Exercise: Without the images, print all the entries below exactly as given.

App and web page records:
-.-.-
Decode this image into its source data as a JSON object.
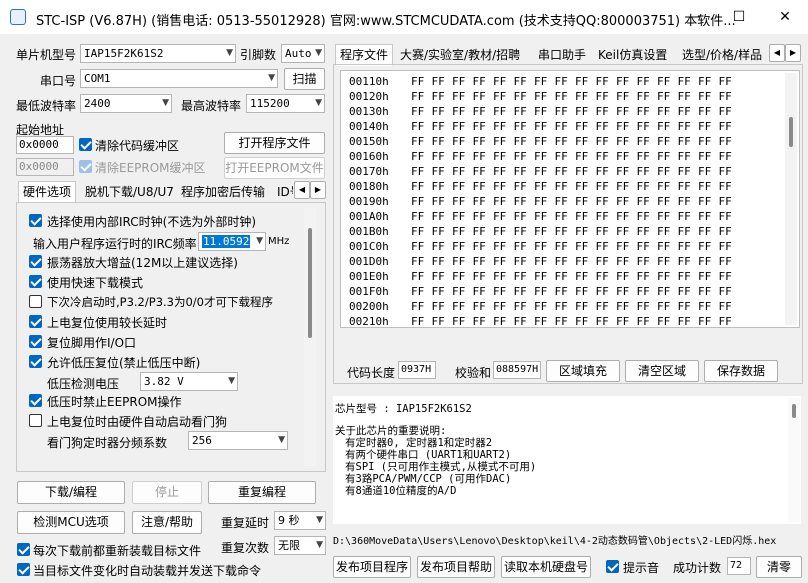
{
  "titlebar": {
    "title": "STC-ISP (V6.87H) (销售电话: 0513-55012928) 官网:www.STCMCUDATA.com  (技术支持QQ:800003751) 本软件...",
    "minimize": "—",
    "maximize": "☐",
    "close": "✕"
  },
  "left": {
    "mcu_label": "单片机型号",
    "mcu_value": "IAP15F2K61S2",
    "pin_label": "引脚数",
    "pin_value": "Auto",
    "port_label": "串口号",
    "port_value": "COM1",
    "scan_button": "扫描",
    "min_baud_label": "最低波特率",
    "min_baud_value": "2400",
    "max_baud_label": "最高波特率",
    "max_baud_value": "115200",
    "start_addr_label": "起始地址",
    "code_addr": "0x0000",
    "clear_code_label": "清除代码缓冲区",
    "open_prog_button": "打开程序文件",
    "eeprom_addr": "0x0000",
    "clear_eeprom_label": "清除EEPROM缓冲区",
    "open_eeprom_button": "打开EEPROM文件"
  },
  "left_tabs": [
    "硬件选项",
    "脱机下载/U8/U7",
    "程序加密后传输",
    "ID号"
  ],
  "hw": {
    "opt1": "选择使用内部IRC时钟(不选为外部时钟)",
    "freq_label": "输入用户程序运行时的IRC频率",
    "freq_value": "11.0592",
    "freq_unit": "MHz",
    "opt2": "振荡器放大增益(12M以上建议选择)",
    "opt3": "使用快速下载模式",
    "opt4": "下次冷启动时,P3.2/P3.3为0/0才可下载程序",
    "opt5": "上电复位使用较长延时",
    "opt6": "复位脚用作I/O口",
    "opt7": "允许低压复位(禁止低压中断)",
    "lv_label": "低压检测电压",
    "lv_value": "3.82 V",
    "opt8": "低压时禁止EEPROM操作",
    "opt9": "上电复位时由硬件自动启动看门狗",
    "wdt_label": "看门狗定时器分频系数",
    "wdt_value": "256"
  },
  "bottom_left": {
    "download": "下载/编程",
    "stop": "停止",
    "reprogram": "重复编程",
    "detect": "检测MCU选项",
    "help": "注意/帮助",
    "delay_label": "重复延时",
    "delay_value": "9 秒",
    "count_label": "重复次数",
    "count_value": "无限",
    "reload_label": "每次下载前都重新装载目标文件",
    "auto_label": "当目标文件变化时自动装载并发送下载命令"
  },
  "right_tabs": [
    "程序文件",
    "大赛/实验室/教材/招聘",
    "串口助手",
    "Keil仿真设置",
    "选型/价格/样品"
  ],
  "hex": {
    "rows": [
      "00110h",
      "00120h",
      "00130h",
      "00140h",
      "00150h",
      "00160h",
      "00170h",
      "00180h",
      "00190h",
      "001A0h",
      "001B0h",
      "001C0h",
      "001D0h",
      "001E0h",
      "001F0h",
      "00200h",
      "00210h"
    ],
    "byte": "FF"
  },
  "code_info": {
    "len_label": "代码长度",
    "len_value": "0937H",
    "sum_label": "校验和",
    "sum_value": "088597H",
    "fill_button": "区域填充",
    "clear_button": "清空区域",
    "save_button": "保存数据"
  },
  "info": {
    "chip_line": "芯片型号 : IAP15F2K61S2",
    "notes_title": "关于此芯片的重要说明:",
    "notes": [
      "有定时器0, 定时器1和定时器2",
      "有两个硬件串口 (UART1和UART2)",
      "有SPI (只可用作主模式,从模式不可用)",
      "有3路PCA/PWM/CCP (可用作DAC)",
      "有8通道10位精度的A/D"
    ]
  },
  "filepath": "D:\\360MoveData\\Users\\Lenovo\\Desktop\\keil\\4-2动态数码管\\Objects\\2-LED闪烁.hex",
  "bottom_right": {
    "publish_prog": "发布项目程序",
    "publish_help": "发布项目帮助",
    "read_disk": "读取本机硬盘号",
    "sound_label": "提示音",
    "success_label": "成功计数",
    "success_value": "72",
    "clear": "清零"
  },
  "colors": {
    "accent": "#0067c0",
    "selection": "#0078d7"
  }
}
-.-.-
Solution to the problem:
Decode this image into its source data as a JSON object.
{
  "titlebar": {
    "title": "STC-ISP (V6.87H) (销售电话: 0513-55012928) 官网:www.STCMCUDATA.com  (技术支持QQ:800003751) 本软件...",
    "minimize": "—",
    "maximize": "☐",
    "close": "✕"
  },
  "left": {
    "mcu_label": "单片机型号",
    "mcu_value": "IAP15F2K61S2",
    "pin_label": "引脚数",
    "pin_value": "Auto",
    "port_label": "串口号",
    "port_value": "COM1",
    "scan_button": "扫描",
    "min_baud_label": "最低波特率",
    "min_baud_value": "2400",
    "max_baud_label": "最高波特率",
    "max_baud_value": "115200",
    "start_addr_label": "起始地址",
    "code_addr": "0x0000",
    "clear_code_label": "清除代码缓冲区",
    "open_prog_button": "打开程序文件",
    "eeprom_addr": "0x0000",
    "clear_eeprom_label": "清除EEPROM缓冲区",
    "open_eeprom_button": "打开EEPROM文件"
  },
  "left_tabs": [
    "硬件选项",
    "脱机下载/U8/U7",
    "程序加密后传输",
    "ID号"
  ],
  "hw": {
    "opt1": "选择使用内部IRC时钟(不选为外部时钟)",
    "freq_label": "输入用户程序运行时的IRC频率",
    "freq_value": "11.0592",
    "freq_unit": "MHz",
    "opt2": "振荡器放大增益(12M以上建议选择)",
    "opt3": "使用快速下载模式",
    "opt4": "下次冷启动时,P3.2/P3.3为0/0才可下载程序",
    "opt5": "上电复位使用较长延时",
    "opt6": "复位脚用作I/O口",
    "opt7": "允许低压复位(禁止低压中断)",
    "lv_label": "低压检测电压",
    "lv_value": "3.82 V",
    "opt8": "低压时禁止EEPROM操作",
    "opt9": "上电复位时由硬件自动启动看门狗",
    "wdt_label": "看门狗定时器分频系数",
    "wdt_value": "256"
  },
  "bottom_left": {
    "download": "下载/编程",
    "stop": "停止",
    "reprogram": "重复编程",
    "detect": "检测MCU选项",
    "help": "注意/帮助",
    "delay_label": "重复延时",
    "delay_value": "9 秒",
    "count_label": "重复次数",
    "count_value": "无限",
    "reload_label": "每次下载前都重新装载目标文件",
    "auto_label": "当目标文件变化时自动装载并发送下载命令"
  },
  "right_tabs": [
    "程序文件",
    "大赛/实验室/教材/招聘",
    "串口助手",
    "Keil仿真设置",
    "选型/价格/样品"
  ],
  "hex": {
    "rows": [
      "00110h",
      "00120h",
      "00130h",
      "00140h",
      "00150h",
      "00160h",
      "00170h",
      "00180h",
      "00190h",
      "001A0h",
      "001B0h",
      "001C0h",
      "001D0h",
      "001E0h",
      "001F0h",
      "00200h",
      "00210h"
    ],
    "byte": "FF"
  },
  "code_info": {
    "len_label": "代码长度",
    "len_value": "0937H",
    "sum_label": "校验和",
    "sum_value": "088597H",
    "fill_button": "区域填充",
    "clear_button": "清空区域",
    "save_button": "保存数据"
  },
  "info": {
    "chip_line": "芯片型号 : IAP15F2K61S2",
    "notes_title": "关于此芯片的重要说明:",
    "notes": [
      "有定时器0, 定时器1和定时器2",
      "有两个硬件串口 (UART1和UART2)",
      "有SPI (只可用作主模式,从模式不可用)",
      "有3路PCA/PWM/CCP (可用作DAC)",
      "有8通道10位精度的A/D"
    ]
  },
  "filepath": "D:\\360MoveData\\Users\\Lenovo\\Desktop\\keil\\4-2动态数码管\\Objects\\2-LED闪烁.hex",
  "bottom_right": {
    "publish_prog": "发布项目程序",
    "publish_help": "发布项目帮助",
    "read_disk": "读取本机硬盘号",
    "sound_label": "提示音",
    "success_label": "成功计数",
    "success_value": "72",
    "clear": "清零"
  },
  "colors": {
    "accent": "#0067c0",
    "selection": "#0078d7"
  }
}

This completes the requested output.